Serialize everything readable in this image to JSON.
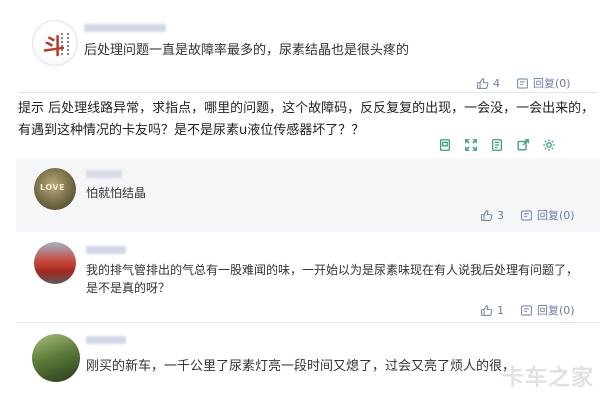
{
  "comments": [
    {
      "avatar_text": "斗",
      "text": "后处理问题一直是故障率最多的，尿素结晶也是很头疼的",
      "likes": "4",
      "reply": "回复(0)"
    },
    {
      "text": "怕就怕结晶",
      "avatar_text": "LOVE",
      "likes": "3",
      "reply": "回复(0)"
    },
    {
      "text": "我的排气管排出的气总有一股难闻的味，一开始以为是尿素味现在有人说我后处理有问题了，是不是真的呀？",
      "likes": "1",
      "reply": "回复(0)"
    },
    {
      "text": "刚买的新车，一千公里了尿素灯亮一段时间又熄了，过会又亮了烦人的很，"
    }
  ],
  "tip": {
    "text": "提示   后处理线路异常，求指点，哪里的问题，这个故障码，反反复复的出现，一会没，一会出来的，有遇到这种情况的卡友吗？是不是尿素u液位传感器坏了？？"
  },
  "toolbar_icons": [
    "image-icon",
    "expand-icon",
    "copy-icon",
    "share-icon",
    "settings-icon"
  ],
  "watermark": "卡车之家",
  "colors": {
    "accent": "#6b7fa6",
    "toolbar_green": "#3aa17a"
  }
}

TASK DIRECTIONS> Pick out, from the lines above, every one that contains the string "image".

SOLUTION TO THIS EXERCISE>
Serialize everything readable in this image to JSON.
    "image-icon",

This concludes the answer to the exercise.